▸ **What is being asked**
Repeat the data. Keep each line identical.

[Start of section]

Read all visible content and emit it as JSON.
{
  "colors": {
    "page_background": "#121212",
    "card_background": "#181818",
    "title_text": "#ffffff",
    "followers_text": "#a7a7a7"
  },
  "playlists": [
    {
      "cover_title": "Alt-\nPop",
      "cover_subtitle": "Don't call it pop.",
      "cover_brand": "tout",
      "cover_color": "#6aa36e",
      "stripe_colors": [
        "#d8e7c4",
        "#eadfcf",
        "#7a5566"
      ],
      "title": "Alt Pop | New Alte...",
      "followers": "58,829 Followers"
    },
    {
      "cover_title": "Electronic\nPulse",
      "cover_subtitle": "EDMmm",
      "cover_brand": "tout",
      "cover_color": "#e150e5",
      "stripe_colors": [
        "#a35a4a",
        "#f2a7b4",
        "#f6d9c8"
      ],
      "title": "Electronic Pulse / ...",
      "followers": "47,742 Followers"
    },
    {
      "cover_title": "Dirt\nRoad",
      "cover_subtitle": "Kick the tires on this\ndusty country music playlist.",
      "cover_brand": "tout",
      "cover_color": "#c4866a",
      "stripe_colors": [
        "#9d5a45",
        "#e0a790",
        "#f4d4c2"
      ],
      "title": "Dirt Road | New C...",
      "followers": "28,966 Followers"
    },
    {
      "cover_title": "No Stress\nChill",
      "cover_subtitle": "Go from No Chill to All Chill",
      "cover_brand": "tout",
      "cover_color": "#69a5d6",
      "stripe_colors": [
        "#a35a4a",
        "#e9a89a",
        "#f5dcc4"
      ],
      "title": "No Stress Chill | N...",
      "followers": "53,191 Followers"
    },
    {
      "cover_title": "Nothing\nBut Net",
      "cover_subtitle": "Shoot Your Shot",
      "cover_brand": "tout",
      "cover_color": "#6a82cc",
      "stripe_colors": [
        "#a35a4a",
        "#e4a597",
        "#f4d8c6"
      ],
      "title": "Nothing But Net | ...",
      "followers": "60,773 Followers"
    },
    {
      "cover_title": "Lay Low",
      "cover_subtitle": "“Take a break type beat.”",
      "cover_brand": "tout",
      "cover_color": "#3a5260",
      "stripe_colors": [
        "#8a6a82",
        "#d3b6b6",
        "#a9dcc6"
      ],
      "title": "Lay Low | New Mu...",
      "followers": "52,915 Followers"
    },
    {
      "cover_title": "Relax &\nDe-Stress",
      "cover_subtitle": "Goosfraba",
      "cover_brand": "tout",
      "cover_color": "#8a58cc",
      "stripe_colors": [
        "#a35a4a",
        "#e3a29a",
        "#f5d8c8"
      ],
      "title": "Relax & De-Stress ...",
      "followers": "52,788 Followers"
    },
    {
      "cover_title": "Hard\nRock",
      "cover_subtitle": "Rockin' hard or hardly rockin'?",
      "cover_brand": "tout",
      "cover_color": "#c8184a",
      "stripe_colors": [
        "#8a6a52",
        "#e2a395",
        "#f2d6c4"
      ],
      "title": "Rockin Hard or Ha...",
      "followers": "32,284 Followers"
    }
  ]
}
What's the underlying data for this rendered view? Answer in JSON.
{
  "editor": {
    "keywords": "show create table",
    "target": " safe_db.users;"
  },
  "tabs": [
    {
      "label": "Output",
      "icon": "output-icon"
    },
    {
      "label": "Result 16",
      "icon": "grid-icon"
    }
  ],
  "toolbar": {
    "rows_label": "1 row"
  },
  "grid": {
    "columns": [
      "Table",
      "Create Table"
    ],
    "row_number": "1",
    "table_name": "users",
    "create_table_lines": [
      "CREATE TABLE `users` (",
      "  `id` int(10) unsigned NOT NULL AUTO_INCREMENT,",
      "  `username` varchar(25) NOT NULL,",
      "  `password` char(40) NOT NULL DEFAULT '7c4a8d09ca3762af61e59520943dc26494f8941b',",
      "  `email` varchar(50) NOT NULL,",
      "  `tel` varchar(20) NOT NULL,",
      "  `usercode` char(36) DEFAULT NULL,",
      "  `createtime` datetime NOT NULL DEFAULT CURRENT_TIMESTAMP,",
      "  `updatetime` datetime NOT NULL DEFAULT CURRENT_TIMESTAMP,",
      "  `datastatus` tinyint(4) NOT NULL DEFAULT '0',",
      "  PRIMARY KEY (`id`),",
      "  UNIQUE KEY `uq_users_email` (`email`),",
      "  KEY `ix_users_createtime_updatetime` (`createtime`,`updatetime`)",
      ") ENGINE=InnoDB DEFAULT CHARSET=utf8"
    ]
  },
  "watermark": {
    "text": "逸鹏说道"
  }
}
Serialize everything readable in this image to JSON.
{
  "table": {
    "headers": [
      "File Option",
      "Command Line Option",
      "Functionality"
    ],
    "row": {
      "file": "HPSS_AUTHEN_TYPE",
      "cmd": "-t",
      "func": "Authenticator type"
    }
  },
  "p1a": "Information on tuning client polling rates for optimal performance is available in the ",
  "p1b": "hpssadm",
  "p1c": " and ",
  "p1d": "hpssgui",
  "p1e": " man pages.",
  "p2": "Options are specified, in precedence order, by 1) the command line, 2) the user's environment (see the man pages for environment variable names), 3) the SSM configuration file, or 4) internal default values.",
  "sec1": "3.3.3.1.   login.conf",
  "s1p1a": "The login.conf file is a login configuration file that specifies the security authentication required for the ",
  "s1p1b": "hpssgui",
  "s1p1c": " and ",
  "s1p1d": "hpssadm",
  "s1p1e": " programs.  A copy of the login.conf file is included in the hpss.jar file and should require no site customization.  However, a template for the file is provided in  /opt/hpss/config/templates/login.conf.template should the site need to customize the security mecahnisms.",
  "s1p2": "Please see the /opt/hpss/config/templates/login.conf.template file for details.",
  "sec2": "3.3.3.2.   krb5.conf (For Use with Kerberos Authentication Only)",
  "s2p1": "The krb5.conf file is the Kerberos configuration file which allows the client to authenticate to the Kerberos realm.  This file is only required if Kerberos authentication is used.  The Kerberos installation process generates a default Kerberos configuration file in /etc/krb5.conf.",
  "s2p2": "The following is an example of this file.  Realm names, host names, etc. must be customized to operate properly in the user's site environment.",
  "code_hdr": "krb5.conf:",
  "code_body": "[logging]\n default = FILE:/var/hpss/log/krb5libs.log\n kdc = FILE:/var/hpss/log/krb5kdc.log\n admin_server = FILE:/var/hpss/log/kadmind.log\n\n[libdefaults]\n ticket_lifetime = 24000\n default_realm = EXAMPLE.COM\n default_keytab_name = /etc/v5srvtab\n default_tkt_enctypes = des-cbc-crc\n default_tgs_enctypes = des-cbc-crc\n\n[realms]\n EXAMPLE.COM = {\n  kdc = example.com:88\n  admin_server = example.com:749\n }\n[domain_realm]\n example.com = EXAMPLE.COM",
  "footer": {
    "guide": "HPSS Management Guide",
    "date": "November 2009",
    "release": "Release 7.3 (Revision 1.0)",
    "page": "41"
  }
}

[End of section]

▸ **Written reply**
Read all visible content and emit it as JSON.
{
  "colors": {
    "page_background": "#121212",
    "card_background": "#181818",
    "title_text": "#ffffff",
    "followers_text": "#a7a7a7"
  },
  "playlists": [
    {
      "cover_title": "Alt-\nPop",
      "cover_subtitle": "Don't call it pop.",
      "cover_brand": "tout",
      "cover_color": "#6aa36e",
      "stripe_colors": [
        "#d8e7c4",
        "#eadfcf",
        "#7a5566"
      ],
      "title": "Alt Pop | New Alte...",
      "followers": "58,829 Followers"
    },
    {
      "cover_title": "Electronic\nPulse",
      "cover_subtitle": "EDMmm",
      "cover_brand": "tout",
      "cover_color": "#e150e5",
      "stripe_colors": [
        "#a35a4a",
        "#f2a7b4",
        "#f6d9c8"
      ],
      "title": "Electronic Pulse / ...",
      "followers": "47,742 Followers"
    },
    {
      "cover_title": "Dirt\nRoad",
      "cover_subtitle": "Kick the tires on this\ndusty country music playlist.",
      "cover_brand": "tout",
      "cover_color": "#c4866a",
      "stripe_colors": [
        "#9d5a45",
        "#e0a790",
        "#f4d4c2"
      ],
      "title": "Dirt Road | New C...",
      "followers": "28,966 Followers"
    },
    {
      "cover_title": "No Stress\nChill",
      "cover_subtitle": "Go from No Chill to All Chill",
      "cover_brand": "tout",
      "cover_color": "#69a5d6",
      "stripe_colors": [
        "#a35a4a",
        "#e9a89a",
        "#f5dcc4"
      ],
      "title": "No Stress Chill | N...",
      "followers": "53,191 Followers"
    },
    {
      "cover_title": "Nothing\nBut Net",
      "cover_subtitle": "Shoot Your Shot",
      "cover_brand": "tout",
      "cover_color": "#6a82cc",
      "stripe_colors": [
        "#a35a4a",
        "#e4a597",
        "#f4d8c6"
      ],
      "title": "Nothing But Net | ...",
      "followers": "60,773 Followers"
    },
    {
      "cover_title": "Lay Low",
      "cover_subtitle": "“Take a break type beat.”",
      "cover_brand": "tout",
      "cover_color": "#3a5260",
      "stripe_colors": [
        "#8a6a82",
        "#d3b6b6",
        "#a9dcc6"
      ],
      "title": "Lay Low | New Mu...",
      "followers": "52,915 Followers"
    },
    {
      "cover_title": "Relax &\nDe-Stress",
      "cover_subtitle": "Goosfraba",
      "cover_brand": "tout",
      "cover_color": "#8a58cc",
      "stripe_colors": [
        "#a35a4a",
        "#e3a29a",
        "#f5d8c8"
      ],
      "title": "Relax & De-Stress ...",
      "followers": "52,788 Followers"
    },
    {
      "cover_title": "Hard\nRock",
      "cover_subtitle": "Rockin' hard or hardly rockin'?",
      "cover_brand": "tout",
      "cover_color": "#c8184a",
      "stripe_colors": [
        "#8a6a52",
        "#e2a395",
        "#f2d6c4"
      ],
      "title": "Rockin Hard or Ha...",
      "followers": "32,284 Followers"
    }
  ]
}
What's the underlying data for this rendered view? Answer in JSON.
{
  "editor": {
    "keywords": "show create table",
    "target": " safe_db.users;"
  },
  "tabs": [
    {
      "label": "Output",
      "icon": "output-icon"
    },
    {
      "label": "Result 16",
      "icon": "grid-icon"
    }
  ],
  "toolbar": {
    "rows_label": "1 row"
  },
  "grid": {
    "columns": [
      "Table",
      "Create Table"
    ],
    "row_number": "1",
    "table_name": "users",
    "create_table_lines": [
      "CREATE TABLE `users` (",
      "  `id` int(10) unsigned NOT NULL AUTO_INCREMENT,",
      "  `username` varchar(25) NOT NULL,",
      "  `password` char(40) NOT NULL DEFAULT '7c4a8d09ca3762af61e59520943dc26494f8941b',",
      "  `email` varchar(50) NOT NULL,",
      "  `tel` varchar(20) NOT NULL,",
      "  `usercode` char(36) DEFAULT NULL,",
      "  `createtime` datetime NOT NULL DEFAULT CURRENT_TIMESTAMP,",
      "  `updatetime` datetime NOT NULL DEFAULT CURRENT_TIMESTAMP,",
      "  `datastatus` tinyint(4) NOT NULL DEFAULT '0',",
      "  PRIMARY KEY (`id`),",
      "  UNIQUE KEY `uq_users_email` (`email`),",
      "  KEY `ix_users_createtime_updatetime` (`createtime`,`updatetime`)",
      ") ENGINE=InnoDB DEFAULT CHARSET=utf8"
    ]
  },
  "watermark": {
    "text": "逸鹏说道"
  }
}
Serialize everything readable in this image to JSON.
{
  "table": {
    "headers": [
      "File Option",
      "Command Line Option",
      "Functionality"
    ],
    "row": {
      "file": "HPSS_AUTHEN_TYPE",
      "cmd": "-t",
      "func": "Authenticator type"
    }
  },
  "p1a": "Information on tuning client polling rates for optimal performance is available in the ",
  "p1b": "hpssadm",
  "p1c": " and ",
  "p1d": "hpssgui",
  "p1e": " man pages.",
  "p2": "Options are specified, in precedence order, by 1) the command line, 2) the user's environment (see the man pages for environment variable names), 3) the SSM configuration file, or 4) internal default values.",
  "sec1": "3.3.3.1.   login.conf",
  "s1p1a": "The login.conf file is a login configuration file that specifies the security authentication required for the ",
  "s1p1b": "hpssgui",
  "s1p1c": " and ",
  "s1p1d": "hpssadm",
  "s1p1e": " programs.  A copy of the login.conf file is included in the hpss.jar file and should require no site customization.  However, a template for the file is provided in  /opt/hpss/config/templates/login.conf.template should the site need to customize the security mecahnisms.",
  "s1p2": "Please see the /opt/hpss/config/templates/login.conf.template file for details.",
  "sec2": "3.3.3.2.   krb5.conf (For Use with Kerberos Authentication Only)",
  "s2p1": "The krb5.conf file is the Kerberos configuration file which allows the client to authenticate to the Kerberos realm.  This file is only required if Kerberos authentication is used.  The Kerberos installation process generates a default Kerberos configuration file in /etc/krb5.conf.",
  "s2p2": "The following is an example of this file.  Realm names, host names, etc. must be customized to operate properly in the user's site environment.",
  "code_hdr": "krb5.conf:",
  "code_body": "[logging]\n default = FILE:/var/hpss/log/krb5libs.log\n kdc = FILE:/var/hpss/log/krb5kdc.log\n admin_server = FILE:/var/hpss/log/kadmind.log\n\n[libdefaults]\n ticket_lifetime = 24000\n default_realm = EXAMPLE.COM\n default_keytab_name = /etc/v5srvtab\n default_tkt_enctypes = des-cbc-crc\n default_tgs_enctypes = des-cbc-crc\n\n[realms]\n EXAMPLE.COM = {\n  kdc = example.com:88\n  admin_server = example.com:749\n }\n[domain_realm]\n example.com = EXAMPLE.COM",
  "footer": {
    "guide": "HPSS Management Guide",
    "date": "November 2009",
    "release": "Release 7.3 (Revision 1.0)",
    "page": "41"
  }
}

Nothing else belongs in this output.